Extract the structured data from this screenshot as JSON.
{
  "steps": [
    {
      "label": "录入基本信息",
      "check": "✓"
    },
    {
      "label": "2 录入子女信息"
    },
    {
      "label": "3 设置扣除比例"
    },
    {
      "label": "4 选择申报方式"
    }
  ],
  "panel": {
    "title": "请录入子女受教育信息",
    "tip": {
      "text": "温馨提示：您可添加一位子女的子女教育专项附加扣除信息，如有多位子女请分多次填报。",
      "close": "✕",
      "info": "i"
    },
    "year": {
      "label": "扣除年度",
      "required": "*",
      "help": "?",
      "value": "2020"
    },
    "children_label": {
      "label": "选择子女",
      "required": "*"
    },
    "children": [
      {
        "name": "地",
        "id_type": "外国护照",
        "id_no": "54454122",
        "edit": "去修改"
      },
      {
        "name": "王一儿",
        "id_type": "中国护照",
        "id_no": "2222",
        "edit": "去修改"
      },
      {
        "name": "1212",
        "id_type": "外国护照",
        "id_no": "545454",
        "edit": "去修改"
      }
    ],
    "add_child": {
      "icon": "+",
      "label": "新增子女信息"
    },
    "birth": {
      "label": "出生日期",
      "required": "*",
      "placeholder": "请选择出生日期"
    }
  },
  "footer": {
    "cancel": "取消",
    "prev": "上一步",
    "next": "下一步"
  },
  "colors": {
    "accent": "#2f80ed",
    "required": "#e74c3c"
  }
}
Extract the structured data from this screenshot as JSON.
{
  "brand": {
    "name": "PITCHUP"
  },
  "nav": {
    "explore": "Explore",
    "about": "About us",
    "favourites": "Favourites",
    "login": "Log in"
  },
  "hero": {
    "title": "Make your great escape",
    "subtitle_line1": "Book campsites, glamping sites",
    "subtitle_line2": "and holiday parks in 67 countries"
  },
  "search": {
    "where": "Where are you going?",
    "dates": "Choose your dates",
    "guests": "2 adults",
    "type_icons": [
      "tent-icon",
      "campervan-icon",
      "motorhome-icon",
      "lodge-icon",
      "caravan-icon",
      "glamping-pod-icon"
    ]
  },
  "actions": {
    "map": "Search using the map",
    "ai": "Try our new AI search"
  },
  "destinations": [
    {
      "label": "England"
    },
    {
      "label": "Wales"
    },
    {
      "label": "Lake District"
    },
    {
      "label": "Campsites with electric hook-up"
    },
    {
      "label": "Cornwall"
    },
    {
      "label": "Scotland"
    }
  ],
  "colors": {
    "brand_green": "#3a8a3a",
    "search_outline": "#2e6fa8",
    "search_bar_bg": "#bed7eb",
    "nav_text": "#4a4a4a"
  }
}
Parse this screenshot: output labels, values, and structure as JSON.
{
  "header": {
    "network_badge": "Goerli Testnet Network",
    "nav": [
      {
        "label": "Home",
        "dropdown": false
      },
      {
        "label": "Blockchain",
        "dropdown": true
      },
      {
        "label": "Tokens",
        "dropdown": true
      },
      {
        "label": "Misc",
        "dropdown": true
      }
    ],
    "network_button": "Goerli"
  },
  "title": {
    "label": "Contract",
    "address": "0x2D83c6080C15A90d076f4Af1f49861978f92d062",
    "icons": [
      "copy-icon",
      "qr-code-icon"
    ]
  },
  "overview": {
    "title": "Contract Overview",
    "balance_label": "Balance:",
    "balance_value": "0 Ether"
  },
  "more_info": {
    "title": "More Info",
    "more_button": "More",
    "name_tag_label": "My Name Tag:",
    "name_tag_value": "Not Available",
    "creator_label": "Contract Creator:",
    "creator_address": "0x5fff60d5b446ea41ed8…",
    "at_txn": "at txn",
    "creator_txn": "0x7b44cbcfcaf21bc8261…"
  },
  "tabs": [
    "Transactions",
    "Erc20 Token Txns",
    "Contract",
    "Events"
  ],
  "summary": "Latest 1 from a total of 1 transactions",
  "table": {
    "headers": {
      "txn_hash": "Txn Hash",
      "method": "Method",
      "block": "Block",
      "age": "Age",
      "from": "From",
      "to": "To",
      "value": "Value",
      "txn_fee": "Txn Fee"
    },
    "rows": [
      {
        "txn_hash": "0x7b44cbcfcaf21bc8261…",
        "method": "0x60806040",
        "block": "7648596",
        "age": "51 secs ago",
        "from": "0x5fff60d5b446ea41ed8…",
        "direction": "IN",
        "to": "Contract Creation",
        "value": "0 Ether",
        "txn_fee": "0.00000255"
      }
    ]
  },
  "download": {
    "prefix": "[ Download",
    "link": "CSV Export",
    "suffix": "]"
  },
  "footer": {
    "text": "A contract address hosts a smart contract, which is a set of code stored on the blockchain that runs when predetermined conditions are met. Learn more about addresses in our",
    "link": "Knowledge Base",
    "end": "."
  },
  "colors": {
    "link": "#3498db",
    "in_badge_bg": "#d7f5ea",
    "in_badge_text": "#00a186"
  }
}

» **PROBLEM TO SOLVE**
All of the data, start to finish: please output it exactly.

» **EXERCISE ANSWER**
Extract the structured data from this screenshot as JSON.
{
  "steps": [
    {
      "label": "录入基本信息",
      "check": "✓"
    },
    {
      "label": "2 录入子女信息"
    },
    {
      "label": "3 设置扣除比例"
    },
    {
      "label": "4 选择申报方式"
    }
  ],
  "panel": {
    "title": "请录入子女受教育信息",
    "tip": {
      "text": "温馨提示：您可添加一位子女的子女教育专项附加扣除信息，如有多位子女请分多次填报。",
      "close": "✕",
      "info": "i"
    },
    "year": {
      "label": "扣除年度",
      "required": "*",
      "help": "?",
      "value": "2020"
    },
    "children_label": {
      "label": "选择子女",
      "required": "*"
    },
    "children": [
      {
        "name": "地",
        "id_type": "外国护照",
        "id_no": "54454122",
        "edit": "去修改"
      },
      {
        "name": "王一儿",
        "id_type": "中国护照",
        "id_no": "2222",
        "edit": "去修改"
      },
      {
        "name": "1212",
        "id_type": "外国护照",
        "id_no": "545454",
        "edit": "去修改"
      }
    ],
    "add_child": {
      "icon": "+",
      "label": "新增子女信息"
    },
    "birth": {
      "label": "出生日期",
      "required": "*",
      "placeholder": "请选择出生日期"
    }
  },
  "footer": {
    "cancel": "取消",
    "prev": "上一步",
    "next": "下一步"
  },
  "colors": {
    "accent": "#2f80ed",
    "required": "#e74c3c"
  }
}
Extract the structured data from this screenshot as JSON.
{
  "brand": {
    "name": "PITCHUP"
  },
  "nav": {
    "explore": "Explore",
    "about": "About us",
    "favourites": "Favourites",
    "login": "Log in"
  },
  "hero": {
    "title": "Make your great escape",
    "subtitle_line1": "Book campsites, glamping sites",
    "subtitle_line2": "and holiday parks in 67 countries"
  },
  "search": {
    "where": "Where are you going?",
    "dates": "Choose your dates",
    "guests": "2 adults",
    "type_icons": [
      "tent-icon",
      "campervan-icon",
      "motorhome-icon",
      "lodge-icon",
      "caravan-icon",
      "glamping-pod-icon"
    ]
  },
  "actions": {
    "map": "Search using the map",
    "ai": "Try our new AI search"
  },
  "destinations": [
    {
      "label": "England"
    },
    {
      "label": "Wales"
    },
    {
      "label": "Lake District"
    },
    {
      "label": "Campsites with electric hook-up"
    },
    {
      "label": "Cornwall"
    },
    {
      "label": "Scotland"
    }
  ],
  "colors": {
    "brand_green": "#3a8a3a",
    "search_outline": "#2e6fa8",
    "search_bar_bg": "#bed7eb",
    "nav_text": "#4a4a4a"
  }
}
Parse this screenshot: output labels, values, and structure as JSON.
{
  "header": {
    "network_badge": "Goerli Testnet Network",
    "nav": [
      {
        "label": "Home",
        "dropdown": false
      },
      {
        "label": "Blockchain",
        "dropdown": true
      },
      {
        "label": "Tokens",
        "dropdown": true
      },
      {
        "label": "Misc",
        "dropdown": true
      }
    ],
    "network_button": "Goerli"
  },
  "title": {
    "label": "Contract",
    "address": "0x2D83c6080C15A90d076f4Af1f49861978f92d062",
    "icons": [
      "copy-icon",
      "qr-code-icon"
    ]
  },
  "overview": {
    "title": "Contract Overview",
    "balance_label": "Balance:",
    "balance_value": "0 Ether"
  },
  "more_info": {
    "title": "More Info",
    "more_button": "More",
    "name_tag_label": "My Name Tag:",
    "name_tag_value": "Not Available",
    "creator_label": "Contract Creator:",
    "creator_address": "0x5fff60d5b446ea41ed8…",
    "at_txn": "at txn",
    "creator_txn": "0x7b44cbcfcaf21bc8261…"
  },
  "tabs": [
    "Transactions",
    "Erc20 Token Txns",
    "Contract",
    "Events"
  ],
  "summary": "Latest 1 from a total of 1 transactions",
  "table": {
    "headers": {
      "txn_hash": "Txn Hash",
      "method": "Method",
      "block": "Block",
      "age": "Age",
      "from": "From",
      "to": "To",
      "value": "Value",
      "txn_fee": "Txn Fee"
    },
    "rows": [
      {
        "txn_hash": "0x7b44cbcfcaf21bc8261…",
        "method": "0x60806040",
        "block": "7648596",
        "age": "51 secs ago",
        "from": "0x5fff60d5b446ea41ed8…",
        "direction": "IN",
        "to": "Contract Creation",
        "value": "0 Ether",
        "txn_fee": "0.00000255"
      }
    ]
  },
  "download": {
    "prefix": "[ Download",
    "link": "CSV Export",
    "suffix": "]"
  },
  "footer": {
    "text": "A contract address hosts a smart contract, which is a set of code stored on the blockchain that runs when predetermined conditions are met. Learn more about addresses in our",
    "link": "Knowledge Base",
    "end": "."
  },
  "colors": {
    "link": "#3498db",
    "in_badge_bg": "#d7f5ea",
    "in_badge_text": "#00a186"
  }
}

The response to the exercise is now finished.